4. It will make you feel smart.

Solium Infernum's mechanisms are numerous, and you'll have to be clever to understand them. You will need to read the manual. Really. This not a game for instant, easy fun. This is a game which requires your personal involvement, and in the end it's utterly rewarding. You will achieve an orgasm each time you will grok a gameplay pattern or come up with a new vicious stratagem. It will make you feel smart, because it doesn't treat you as an idiot in the first place.

5. It will teach you something.

You will learn about yourself and about your friends. You will remember that stunning 3D graphics are in no way related to fun. You will remember the old days, when playing a video game was rewarding because of your successful efforts, not because of condescending eye candy. You will learn that playing a video game can be more than lazy entertainment and can make you look at the world in a different way.

Every Solium Infernum review on the Internet includes this awesome picture of a moderately horny and very fat man. I had to post it too.

6. It's beautiful.

Minimalism is where Solium Infernum's beauty comes from. The map view is monochrome and without any animation, yet its tiny devilish details depicts a living vision of Hell, in a vibrant homage to Hieronymus Bosch and other masters. The colourful artworks perfectly fit in, the many flavour texts let your imagination fly, and the ambient/drone soundtrack adds the final note to a unique exploration of the eternal theme of damnation.

7. It's worth the price.

You can buy Solium Infernum for $30, which is half of most mainstream games' price. Amongst its many similarities with old school board games is a huge replayability. There is no lousy Hollywood-style driven campaign. Hell is randomly generated when you start a new game. The "story" emerges by itself through the game mechanics and the emotional involvement of your choices. $30 is pretty cheap compared to what the game offers, and it will feed an indie developer, not a morbidly obese corporate publisher.

8. It will run on your five years old over-heating laptop.

Abobe Director was used to make this game. This is quite an old software, not exactly outdated, but obviously on the path to a slow and silent death. It means you can play on any kind of Windows device without a killer video card (virtual machines seem to work for Mac and Linux users). And you don't even need a network connection to play by email with your soon-to-be enemies: you can share the files via an USB key, or even a floppy disk. This is pretty low-tech, but charming in its own way. And there's still the good old hot seat mode.

9. It will save your gamer's soul.

Most commercial video games released nowadays are uninspired, pre-formatted crap, favouring mindless entertainment over meaningful content. We all know the biggest publishers now aim to the casual market, trying to please as many people as possible in order to make as many money as possible. Fortunately, for gamers who know the difference between video games and action movies, there are options like Solium Infernum. This is the kind of game which gives you faith in the future of the medium.

10. It will allow me to humiliate you in multiplayer mode.

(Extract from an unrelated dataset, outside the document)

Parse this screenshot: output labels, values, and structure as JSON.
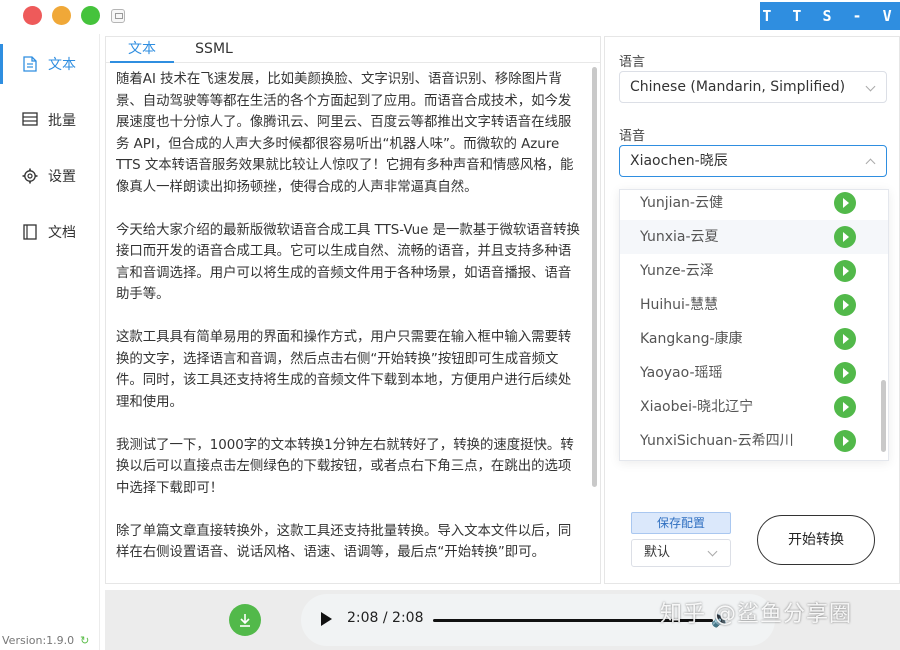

Well, maybe not. I'm still learning the many intricacies of the game. For now my only multiplayer experience is in hot seat mode. Using a single computer may be a problem if you intend to plot in the darkness against six other players, but it's perfect to spend a great night with one or two friends. You'll win in conviviality what you'll lose in deceit, and it's a lot of fun to help each other against the artificial intelligence. Thus I've been told the real game starts in PBEM, so drop me a line if you're interested.

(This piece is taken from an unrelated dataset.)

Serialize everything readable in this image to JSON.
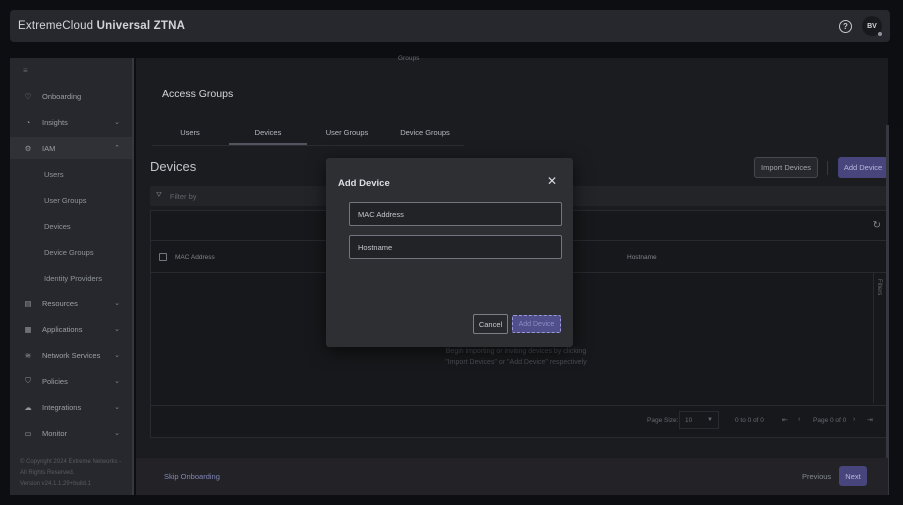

Here's a naked lady for you perverts who are not aroused by very fat demons. I didn't see her in the game yet.

Ø. Ok, this is not a reason, but keep reading anyway.

Below is a nice tutorial explaining most of Solium Infernum's basics. Before giving a try to this awesome game, you really should read it. It will help a lot. And don't hesitate to read the whole manual as well.

I hope to see you soon on the highway to Hell's throne.